ACTIVITY ▸ From the entries below, copy every line that holds the word "header".

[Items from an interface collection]
==*==
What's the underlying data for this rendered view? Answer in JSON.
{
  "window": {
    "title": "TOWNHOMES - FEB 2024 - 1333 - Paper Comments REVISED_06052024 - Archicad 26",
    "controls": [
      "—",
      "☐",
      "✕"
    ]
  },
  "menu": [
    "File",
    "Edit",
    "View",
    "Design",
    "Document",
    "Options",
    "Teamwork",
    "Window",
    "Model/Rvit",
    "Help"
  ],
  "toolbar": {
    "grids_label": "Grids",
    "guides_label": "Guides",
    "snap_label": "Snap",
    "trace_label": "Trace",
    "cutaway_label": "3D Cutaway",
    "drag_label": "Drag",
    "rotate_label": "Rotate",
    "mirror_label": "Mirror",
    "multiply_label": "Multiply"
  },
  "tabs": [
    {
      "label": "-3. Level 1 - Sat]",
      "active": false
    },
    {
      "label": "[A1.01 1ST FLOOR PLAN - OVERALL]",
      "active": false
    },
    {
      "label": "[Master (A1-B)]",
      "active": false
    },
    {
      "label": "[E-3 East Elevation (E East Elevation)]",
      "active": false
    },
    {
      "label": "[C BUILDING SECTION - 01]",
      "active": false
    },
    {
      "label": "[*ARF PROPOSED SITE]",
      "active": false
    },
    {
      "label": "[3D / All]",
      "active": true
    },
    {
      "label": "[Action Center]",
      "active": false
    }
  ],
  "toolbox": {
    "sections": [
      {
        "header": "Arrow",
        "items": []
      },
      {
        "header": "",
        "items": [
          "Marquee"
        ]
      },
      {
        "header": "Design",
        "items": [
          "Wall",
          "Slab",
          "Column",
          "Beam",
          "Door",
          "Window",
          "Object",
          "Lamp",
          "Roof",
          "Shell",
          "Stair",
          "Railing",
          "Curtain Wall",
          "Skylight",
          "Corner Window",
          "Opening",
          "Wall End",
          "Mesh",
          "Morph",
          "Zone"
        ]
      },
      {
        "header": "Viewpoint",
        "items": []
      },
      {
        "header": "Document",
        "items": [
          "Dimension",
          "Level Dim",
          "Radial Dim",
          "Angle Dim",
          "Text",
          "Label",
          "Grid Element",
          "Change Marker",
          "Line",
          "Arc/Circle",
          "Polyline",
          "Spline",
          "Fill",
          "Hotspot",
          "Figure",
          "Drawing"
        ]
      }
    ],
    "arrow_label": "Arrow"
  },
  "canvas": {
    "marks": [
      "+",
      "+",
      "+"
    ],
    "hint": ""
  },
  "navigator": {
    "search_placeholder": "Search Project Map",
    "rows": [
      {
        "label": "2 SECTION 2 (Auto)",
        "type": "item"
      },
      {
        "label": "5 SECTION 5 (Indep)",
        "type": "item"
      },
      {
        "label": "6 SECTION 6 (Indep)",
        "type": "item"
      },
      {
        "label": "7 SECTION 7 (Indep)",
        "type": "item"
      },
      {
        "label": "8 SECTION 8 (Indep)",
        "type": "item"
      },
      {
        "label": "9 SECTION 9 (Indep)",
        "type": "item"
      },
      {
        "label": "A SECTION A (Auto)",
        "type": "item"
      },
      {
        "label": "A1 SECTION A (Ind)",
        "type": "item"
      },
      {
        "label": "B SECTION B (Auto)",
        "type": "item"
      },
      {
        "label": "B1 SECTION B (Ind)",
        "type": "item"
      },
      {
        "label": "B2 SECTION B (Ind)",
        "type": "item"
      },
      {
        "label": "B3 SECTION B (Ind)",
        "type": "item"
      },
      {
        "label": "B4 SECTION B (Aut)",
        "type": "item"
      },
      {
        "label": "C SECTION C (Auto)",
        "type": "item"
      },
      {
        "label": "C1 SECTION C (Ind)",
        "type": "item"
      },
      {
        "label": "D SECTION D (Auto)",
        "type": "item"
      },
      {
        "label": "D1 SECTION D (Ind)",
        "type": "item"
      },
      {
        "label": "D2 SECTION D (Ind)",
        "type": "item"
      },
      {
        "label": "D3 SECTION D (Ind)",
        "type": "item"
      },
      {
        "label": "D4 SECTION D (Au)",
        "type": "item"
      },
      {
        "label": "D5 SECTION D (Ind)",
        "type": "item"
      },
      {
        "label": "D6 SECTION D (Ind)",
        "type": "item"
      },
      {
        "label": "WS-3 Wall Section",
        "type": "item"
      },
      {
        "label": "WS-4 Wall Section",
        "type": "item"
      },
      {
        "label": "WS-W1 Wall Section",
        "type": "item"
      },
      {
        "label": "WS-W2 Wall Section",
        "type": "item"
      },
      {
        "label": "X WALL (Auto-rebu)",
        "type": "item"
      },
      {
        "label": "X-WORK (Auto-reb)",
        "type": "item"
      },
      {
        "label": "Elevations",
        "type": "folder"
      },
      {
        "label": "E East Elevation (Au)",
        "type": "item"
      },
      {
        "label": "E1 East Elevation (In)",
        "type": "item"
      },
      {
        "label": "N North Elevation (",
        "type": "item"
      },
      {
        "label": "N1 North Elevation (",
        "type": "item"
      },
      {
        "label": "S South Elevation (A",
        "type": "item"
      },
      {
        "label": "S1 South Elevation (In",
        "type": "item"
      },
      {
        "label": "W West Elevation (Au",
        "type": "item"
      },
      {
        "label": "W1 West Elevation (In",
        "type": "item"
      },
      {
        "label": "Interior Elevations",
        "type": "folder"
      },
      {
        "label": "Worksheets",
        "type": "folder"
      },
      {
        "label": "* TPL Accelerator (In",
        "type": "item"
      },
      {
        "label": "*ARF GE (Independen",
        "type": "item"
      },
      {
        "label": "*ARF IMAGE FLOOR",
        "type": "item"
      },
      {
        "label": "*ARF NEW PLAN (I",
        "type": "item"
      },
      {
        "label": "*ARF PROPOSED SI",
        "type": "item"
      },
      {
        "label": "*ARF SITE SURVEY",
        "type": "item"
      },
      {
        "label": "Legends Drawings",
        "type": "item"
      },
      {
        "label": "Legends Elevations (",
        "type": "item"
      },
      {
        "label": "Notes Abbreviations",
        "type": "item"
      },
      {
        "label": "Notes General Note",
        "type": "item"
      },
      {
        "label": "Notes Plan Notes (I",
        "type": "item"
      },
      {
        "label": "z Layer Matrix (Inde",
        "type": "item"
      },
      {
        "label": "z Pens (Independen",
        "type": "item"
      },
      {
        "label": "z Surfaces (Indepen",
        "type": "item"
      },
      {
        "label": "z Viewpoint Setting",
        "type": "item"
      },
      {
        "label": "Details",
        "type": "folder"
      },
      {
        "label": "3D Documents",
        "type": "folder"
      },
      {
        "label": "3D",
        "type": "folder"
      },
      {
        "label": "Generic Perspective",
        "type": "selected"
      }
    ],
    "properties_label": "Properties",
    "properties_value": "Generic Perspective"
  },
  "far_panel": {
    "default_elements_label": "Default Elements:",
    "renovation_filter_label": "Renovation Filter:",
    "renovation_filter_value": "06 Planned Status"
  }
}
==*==
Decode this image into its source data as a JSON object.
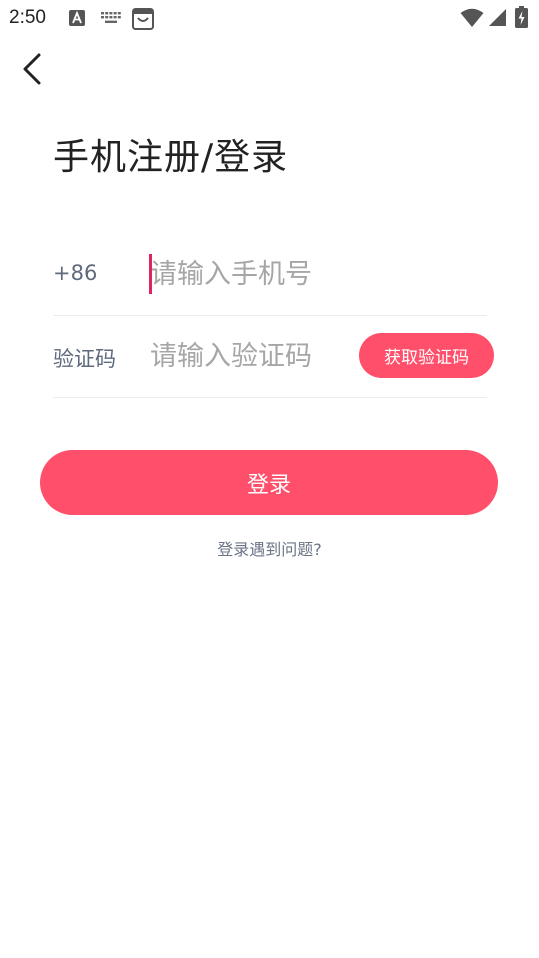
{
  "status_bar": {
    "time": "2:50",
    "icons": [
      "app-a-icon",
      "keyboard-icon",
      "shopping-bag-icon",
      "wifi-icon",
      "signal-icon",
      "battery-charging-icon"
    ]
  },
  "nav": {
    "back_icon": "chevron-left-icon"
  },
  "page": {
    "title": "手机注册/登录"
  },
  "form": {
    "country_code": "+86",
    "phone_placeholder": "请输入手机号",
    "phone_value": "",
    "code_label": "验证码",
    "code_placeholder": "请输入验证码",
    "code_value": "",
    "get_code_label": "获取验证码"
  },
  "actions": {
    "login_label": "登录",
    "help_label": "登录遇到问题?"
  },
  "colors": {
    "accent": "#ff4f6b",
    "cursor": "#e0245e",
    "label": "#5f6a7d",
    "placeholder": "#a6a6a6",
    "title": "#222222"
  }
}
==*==
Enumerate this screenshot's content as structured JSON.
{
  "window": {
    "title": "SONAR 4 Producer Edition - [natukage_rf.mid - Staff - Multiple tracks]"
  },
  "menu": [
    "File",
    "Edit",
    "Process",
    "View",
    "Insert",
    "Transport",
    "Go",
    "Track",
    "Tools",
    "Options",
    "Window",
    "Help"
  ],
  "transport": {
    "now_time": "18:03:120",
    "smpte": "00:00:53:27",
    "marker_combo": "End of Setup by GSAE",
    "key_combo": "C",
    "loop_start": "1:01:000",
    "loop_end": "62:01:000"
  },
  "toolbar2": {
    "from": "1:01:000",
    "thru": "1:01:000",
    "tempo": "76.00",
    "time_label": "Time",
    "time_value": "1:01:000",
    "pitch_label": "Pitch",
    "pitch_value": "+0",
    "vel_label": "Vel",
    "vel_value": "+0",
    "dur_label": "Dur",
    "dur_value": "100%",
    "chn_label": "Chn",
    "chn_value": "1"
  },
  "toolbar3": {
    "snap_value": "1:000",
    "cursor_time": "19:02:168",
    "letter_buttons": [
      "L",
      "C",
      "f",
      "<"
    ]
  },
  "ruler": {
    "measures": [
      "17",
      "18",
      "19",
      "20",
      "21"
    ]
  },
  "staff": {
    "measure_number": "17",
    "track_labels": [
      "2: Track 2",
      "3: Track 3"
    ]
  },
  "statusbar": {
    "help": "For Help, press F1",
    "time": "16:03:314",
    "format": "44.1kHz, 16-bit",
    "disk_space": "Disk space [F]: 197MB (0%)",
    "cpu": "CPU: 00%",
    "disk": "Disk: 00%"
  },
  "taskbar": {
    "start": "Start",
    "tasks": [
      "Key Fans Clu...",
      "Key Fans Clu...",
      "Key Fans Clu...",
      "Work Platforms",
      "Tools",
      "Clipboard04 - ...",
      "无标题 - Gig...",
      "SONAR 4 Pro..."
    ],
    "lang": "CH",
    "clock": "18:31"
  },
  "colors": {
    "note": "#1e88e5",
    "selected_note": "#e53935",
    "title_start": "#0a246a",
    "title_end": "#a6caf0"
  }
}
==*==
COMPLETED TASK ▸
        "header": "Arrow",
        "header": "",
        "header": "Design",
        "header": "Viewpoint",
        "header": "Document",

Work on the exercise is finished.